TO DO ->
Ignoring the pictures, copy the data exactly.

SOURCE DATA ->
* * * * *

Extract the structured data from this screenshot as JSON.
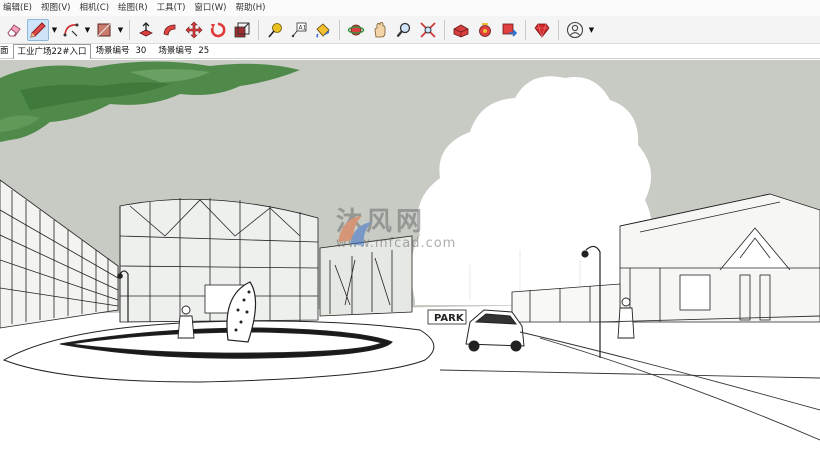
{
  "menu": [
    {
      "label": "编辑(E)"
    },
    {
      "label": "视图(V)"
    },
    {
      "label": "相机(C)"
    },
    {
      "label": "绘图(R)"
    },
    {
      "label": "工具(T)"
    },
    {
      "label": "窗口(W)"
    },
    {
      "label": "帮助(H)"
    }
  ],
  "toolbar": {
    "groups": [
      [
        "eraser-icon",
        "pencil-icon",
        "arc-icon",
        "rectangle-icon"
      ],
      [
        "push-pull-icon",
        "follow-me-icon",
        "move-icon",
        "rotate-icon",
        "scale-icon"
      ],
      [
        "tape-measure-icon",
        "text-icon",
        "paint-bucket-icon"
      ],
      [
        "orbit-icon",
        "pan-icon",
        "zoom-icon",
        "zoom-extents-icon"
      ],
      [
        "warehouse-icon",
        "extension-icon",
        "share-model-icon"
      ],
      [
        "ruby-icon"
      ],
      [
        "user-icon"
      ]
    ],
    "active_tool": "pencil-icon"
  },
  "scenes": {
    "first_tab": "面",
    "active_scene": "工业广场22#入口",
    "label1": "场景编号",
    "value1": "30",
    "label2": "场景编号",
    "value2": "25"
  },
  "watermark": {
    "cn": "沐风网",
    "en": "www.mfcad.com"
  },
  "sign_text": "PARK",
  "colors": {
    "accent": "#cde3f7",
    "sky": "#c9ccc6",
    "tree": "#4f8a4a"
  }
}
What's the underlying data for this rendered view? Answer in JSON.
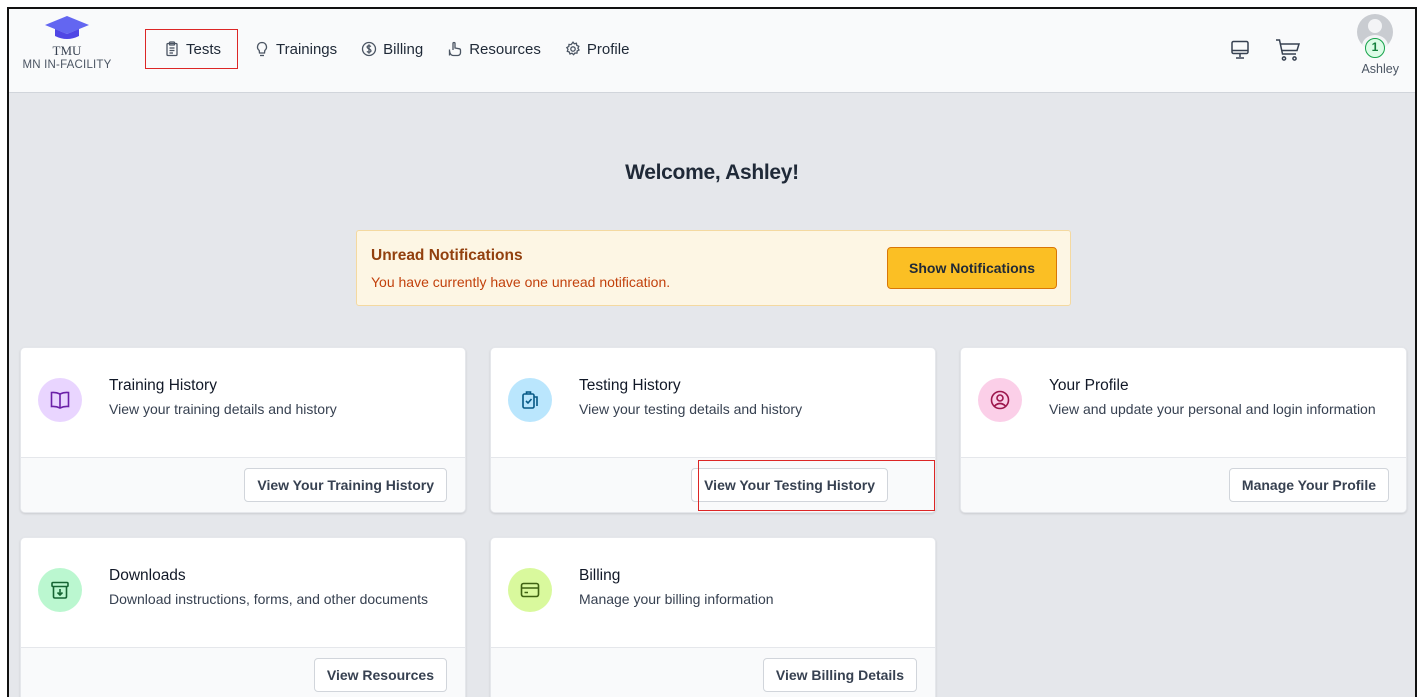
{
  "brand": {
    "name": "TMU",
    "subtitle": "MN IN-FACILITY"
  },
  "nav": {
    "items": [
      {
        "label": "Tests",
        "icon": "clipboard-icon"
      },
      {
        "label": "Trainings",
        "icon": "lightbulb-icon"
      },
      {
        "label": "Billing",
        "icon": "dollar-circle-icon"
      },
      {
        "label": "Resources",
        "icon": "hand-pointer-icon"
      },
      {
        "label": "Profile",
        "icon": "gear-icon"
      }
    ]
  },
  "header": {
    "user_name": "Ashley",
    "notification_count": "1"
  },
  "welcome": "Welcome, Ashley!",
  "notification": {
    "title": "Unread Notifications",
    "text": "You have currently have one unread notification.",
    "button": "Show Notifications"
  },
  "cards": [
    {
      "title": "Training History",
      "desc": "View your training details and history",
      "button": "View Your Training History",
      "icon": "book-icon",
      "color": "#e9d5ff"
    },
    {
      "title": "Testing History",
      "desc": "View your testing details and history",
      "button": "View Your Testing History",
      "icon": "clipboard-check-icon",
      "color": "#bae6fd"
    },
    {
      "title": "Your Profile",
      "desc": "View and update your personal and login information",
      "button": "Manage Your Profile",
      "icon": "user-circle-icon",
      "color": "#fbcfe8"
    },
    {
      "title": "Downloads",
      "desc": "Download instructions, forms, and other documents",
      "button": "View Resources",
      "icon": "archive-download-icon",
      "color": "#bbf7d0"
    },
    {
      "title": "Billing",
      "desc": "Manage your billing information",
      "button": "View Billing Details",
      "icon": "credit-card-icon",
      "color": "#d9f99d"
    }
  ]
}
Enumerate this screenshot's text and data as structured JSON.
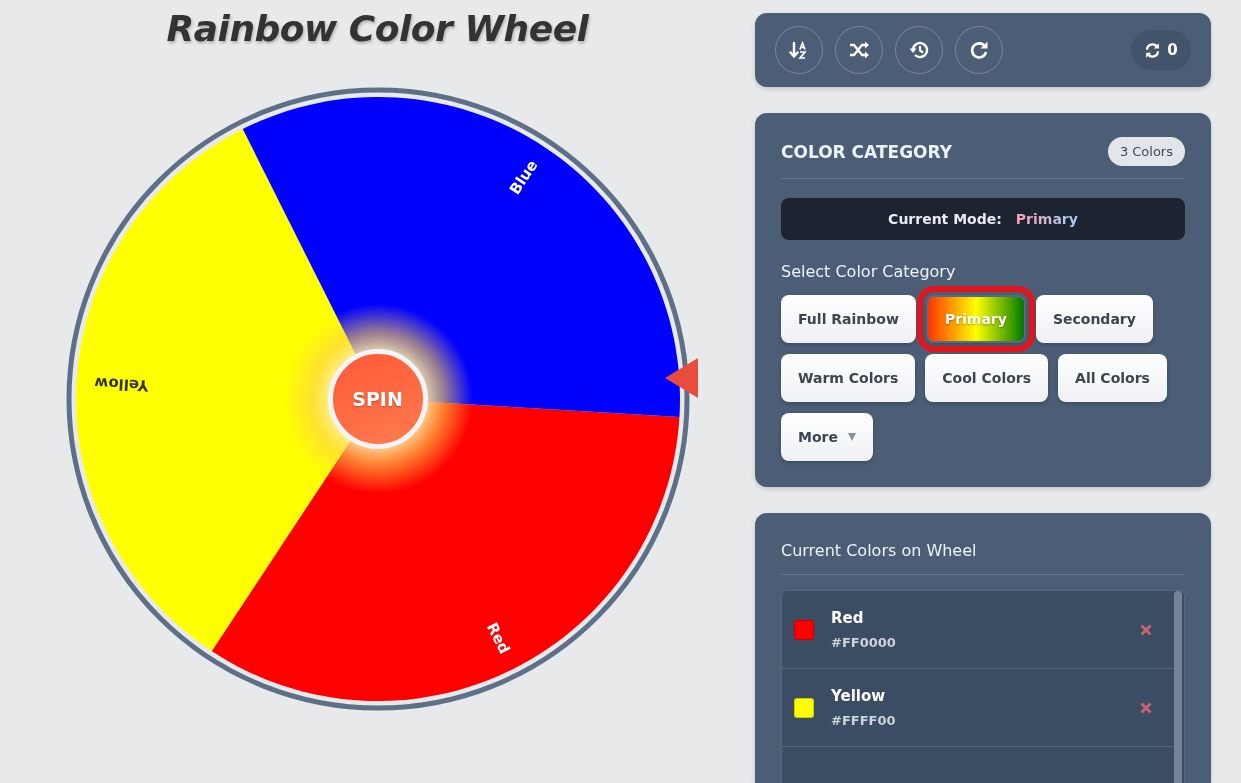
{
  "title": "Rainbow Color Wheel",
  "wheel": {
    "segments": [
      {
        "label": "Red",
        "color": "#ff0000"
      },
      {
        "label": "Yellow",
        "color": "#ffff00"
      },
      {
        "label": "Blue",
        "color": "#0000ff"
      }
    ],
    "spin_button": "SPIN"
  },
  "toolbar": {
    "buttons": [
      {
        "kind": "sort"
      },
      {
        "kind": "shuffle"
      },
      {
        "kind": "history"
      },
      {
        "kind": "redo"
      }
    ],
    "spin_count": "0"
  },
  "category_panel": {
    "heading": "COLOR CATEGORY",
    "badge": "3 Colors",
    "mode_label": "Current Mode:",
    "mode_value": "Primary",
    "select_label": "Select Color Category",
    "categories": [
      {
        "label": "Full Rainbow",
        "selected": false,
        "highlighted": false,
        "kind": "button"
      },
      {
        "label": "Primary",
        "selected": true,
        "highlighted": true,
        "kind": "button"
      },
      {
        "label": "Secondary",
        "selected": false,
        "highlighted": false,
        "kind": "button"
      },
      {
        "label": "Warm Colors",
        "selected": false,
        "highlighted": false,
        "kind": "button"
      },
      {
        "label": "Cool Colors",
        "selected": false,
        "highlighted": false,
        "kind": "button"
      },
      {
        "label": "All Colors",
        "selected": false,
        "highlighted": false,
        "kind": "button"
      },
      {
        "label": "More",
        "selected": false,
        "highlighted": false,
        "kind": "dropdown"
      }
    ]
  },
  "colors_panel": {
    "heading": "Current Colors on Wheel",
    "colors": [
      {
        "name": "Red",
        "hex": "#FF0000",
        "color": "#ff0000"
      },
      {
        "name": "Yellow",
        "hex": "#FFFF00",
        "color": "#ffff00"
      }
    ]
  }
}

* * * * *

ANSWER FOR THE TASK ->
Extract the structured data from this screenshot as JSON.
{
  "menu": [
    {
      "label": "编辑(E)"
    },
    {
      "label": "视图(V)"
    },
    {
      "label": "相机(C)"
    },
    {
      "label": "绘图(R)"
    },
    {
      "label": "工具(T)"
    },
    {
      "label": "窗口(W)"
    },
    {
      "label": "帮助(H)"
    }
  ],
  "toolbar": {
    "groups": [
      [
        "eraser-icon",
        "pencil-icon",
        "arc-icon",
        "rectangle-icon"
      ],
      [
        "push-pull-icon",
        "follow-me-icon",
        "move-icon",
        "rotate-icon",
        "scale-icon"
      ],
      [
        "tape-measure-icon",
        "text-icon",
        "paint-bucket-icon"
      ],
      [
        "orbit-icon",
        "pan-icon",
        "zoom-icon",
        "zoom-extents-icon"
      ],
      [
        "warehouse-icon",
        "extension-icon",
        "share-model-icon"
      ],
      [
        "ruby-icon"
      ],
      [
        "user-icon"
      ]
    ],
    "active_tool": "pencil-icon"
  },
  "scenes": {
    "first_tab": "面",
    "active_scene": "工业广场22#入口",
    "label1": "场景编号",
    "value1": "30",
    "label2": "场景编号",
    "value2": "25"
  },
  "watermark": {
    "cn": "沐风网",
    "en": "www.mfcad.com"
  },
  "sign_text": "PARK",
  "colors": {
    "accent": "#cde3f7",
    "sky": "#c9ccc6",
    "tree": "#4f8a4a"
  }
}
What's the underlying data for this rendered view? Answer in JSON.
{
  "brand": {
    "name": "TMU",
    "subtitle": "MN IN-FACILITY"
  },
  "nav": {
    "items": [
      {
        "label": "Tests",
        "icon": "clipboard-icon"
      },
      {
        "label": "Trainings",
        "icon": "lightbulb-icon"
      },
      {
        "label": "Billing",
        "icon": "dollar-circle-icon"
      },
      {
        "label": "Resources",
        "icon": "hand-pointer-icon"
      },
      {
        "label": "Profile",
        "icon": "gear-icon"
      }
    ]
  },
  "header": {
    "user_name": "Ashley",
    "notification_count": "1"
  },
  "welcome": "Welcome, Ashley!",
  "notification": {
    "title": "Unread Notifications",
    "text": "You have currently have one unread notification.",
    "button": "Show Notifications"
  },
  "cards": [
    {
      "title": "Training History",
      "desc": "View your training details and history",
      "button": "View Your Training History",
      "icon": "book-icon",
      "color": "#e9d5ff"
    },
    {
      "title": "Testing History",
      "desc": "View your testing details and history",
      "button": "View Your Testing History",
      "icon": "clipboard-check-icon",
      "color": "#bae6fd"
    },
    {
      "title": "Your Profile",
      "desc": "View and update your personal and login information",
      "button": "Manage Your Profile",
      "icon": "user-circle-icon",
      "color": "#fbcfe8"
    },
    {
      "title": "Downloads",
      "desc": "Download instructions, forms, and other documents",
      "button": "View Resources",
      "icon": "archive-download-icon",
      "color": "#bbf7d0"
    },
    {
      "title": "Billing",
      "desc": "Manage your billing information",
      "button": "View Billing Details",
      "icon": "credit-card-icon",
      "color": "#d9f99d"
    }
  ]
}
Enumerate this screenshot's text and data as structured JSON.
{
  "title": "Rainbow Color Wheel",
  "wheel": {
    "segments": [
      {
        "label": "Red",
        "color": "#ff0000"
      },
      {
        "label": "Yellow",
        "color": "#ffff00"
      },
      {
        "label": "Blue",
        "color": "#0000ff"
      }
    ],
    "spin_button": "SPIN"
  },
  "toolbar": {
    "buttons": [
      {
        "kind": "sort"
      },
      {
        "kind": "shuffle"
      },
      {
        "kind": "history"
      },
      {
        "kind": "redo"
      }
    ],
    "spin_count": "0"
  },
  "category_panel": {
    "heading": "COLOR CATEGORY",
    "badge": "3 Colors",
    "mode_label": "Current Mode:",
    "mode_value": "Primary",
    "select_label": "Select Color Category",
    "categories": [
      {
        "label": "Full Rainbow",
        "selected": false,
        "highlighted": false,
        "kind": "button"
      },
      {
        "label": "Primary",
        "selected": true,
        "highlighted": true,
        "kind": "button"
      },
      {
        "label": "Secondary",
        "selected": false,
        "highlighted": false,
        "kind": "button"
      },
      {
        "label": "Warm Colors",
        "selected": false,
        "highlighted": false,
        "kind": "button"
      },
      {
        "label": "Cool Colors",
        "selected": false,
        "highlighted": false,
        "kind": "button"
      },
      {
        "label": "All Colors",
        "selected": false,
        "highlighted": false,
        "kind": "button"
      },
      {
        "label": "More",
        "selected": false,
        "highlighted": false,
        "kind": "dropdown"
      }
    ]
  },
  "colors_panel": {
    "heading": "Current Colors on Wheel",
    "colors": [
      {
        "name": "Red",
        "hex": "#FF0000",
        "color": "#ff0000"
      },
      {
        "name": "Yellow",
        "hex": "#FFFF00",
        "color": "#ffff00"
      }
    ]
  }
}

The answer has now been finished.